#### [Brief]
I need all of the entries printed exactly.

#### [Dataset records]

----

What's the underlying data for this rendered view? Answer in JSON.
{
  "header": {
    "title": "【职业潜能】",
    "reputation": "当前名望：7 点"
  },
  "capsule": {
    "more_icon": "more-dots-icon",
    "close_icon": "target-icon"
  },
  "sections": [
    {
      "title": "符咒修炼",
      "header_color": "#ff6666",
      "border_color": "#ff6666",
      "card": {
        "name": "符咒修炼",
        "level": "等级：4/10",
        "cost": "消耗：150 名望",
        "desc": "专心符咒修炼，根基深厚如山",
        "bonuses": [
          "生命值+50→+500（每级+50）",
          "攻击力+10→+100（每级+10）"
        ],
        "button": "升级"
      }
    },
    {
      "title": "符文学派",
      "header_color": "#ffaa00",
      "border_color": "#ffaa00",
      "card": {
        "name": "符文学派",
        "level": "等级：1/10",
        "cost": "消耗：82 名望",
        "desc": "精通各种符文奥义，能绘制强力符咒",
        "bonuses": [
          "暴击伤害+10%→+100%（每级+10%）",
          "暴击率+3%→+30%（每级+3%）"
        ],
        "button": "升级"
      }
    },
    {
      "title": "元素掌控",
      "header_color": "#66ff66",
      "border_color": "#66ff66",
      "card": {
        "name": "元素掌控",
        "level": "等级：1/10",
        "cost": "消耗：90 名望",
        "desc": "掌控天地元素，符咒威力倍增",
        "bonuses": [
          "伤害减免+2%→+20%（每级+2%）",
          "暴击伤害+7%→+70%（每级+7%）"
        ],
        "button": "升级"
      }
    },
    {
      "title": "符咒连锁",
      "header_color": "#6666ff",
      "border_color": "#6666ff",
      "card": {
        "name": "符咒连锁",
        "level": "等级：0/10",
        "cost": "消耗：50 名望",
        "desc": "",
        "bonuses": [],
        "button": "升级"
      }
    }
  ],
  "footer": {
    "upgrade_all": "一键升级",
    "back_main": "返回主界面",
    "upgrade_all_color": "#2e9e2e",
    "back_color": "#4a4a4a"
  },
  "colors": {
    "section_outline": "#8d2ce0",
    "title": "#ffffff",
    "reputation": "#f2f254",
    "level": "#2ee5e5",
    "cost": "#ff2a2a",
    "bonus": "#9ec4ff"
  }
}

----

#### [Task response]
What's the underlying data for this rendered view? Answer in JSON.
{
  "header": {
    "title": "【职业潜能】",
    "reputation": "当前名望：7 点"
  },
  "capsule": {
    "more_icon": "more-dots-icon",
    "close_icon": "target-icon"
  },
  "sections": [
    {
      "title": "符咒修炼",
      "header_color": "#ff6666",
      "border_color": "#ff6666",
      "card": {
        "name": "符咒修炼",
        "level": "等级：4/10",
        "cost": "消耗：150 名望",
        "desc": "专心符咒修炼，根基深厚如山",
        "bonuses": [
          "生命值+50→+500（每级+50）",
          "攻击力+10→+100（每级+10）"
        ],
        "button": "升级"
      }
    },
    {
      "title": "符文学派",
      "header_color": "#ffaa00",
      "border_color": "#ffaa00",
      "card": {
        "name": "符文学派",
        "level": "等级：1/10",
        "cost": "消耗：82 名望",
        "desc": "精通各种符文奥义，能绘制强力符咒",
        "bonuses": [
          "暴击伤害+10%→+100%（每级+10%）",
          "暴击率+3%→+30%（每级+3%）"
        ],
        "button": "升级"
      }
    },
    {
      "title": "元素掌控",
      "header_color": "#66ff66",
      "border_color": "#66ff66",
      "card": {
        "name": "元素掌控",
        "level": "等级：1/10",
        "cost": "消耗：90 名望",
        "desc": "掌控天地元素，符咒威力倍增",
        "bonuses": [
          "伤害减免+2%→+20%（每级+2%）",
          "暴击伤害+7%→+70%（每级+7%）"
        ],
        "button": "升级"
      }
    },
    {
      "title": "符咒连锁",
      "header_color": "#6666ff",
      "border_color": "#6666ff",
      "card": {
        "name": "符咒连锁",
        "level": "等级：0/10",
        "cost": "消耗：50 名望",
        "desc": "",
        "bonuses": [],
        "button": "升级"
      }
    }
  ],
  "footer": {
    "upgrade_all": "一键升级",
    "back_main": "返回主界面",
    "upgrade_all_color": "#2e9e2e",
    "back_color": "#4a4a4a"
  },
  "colors": {
    "section_outline": "#8d2ce0",
    "title": "#ffffff",
    "reputation": "#f2f254",
    "level": "#2ee5e5",
    "cost": "#ff2a2a",
    "bonus": "#9ec4ff"
  }
}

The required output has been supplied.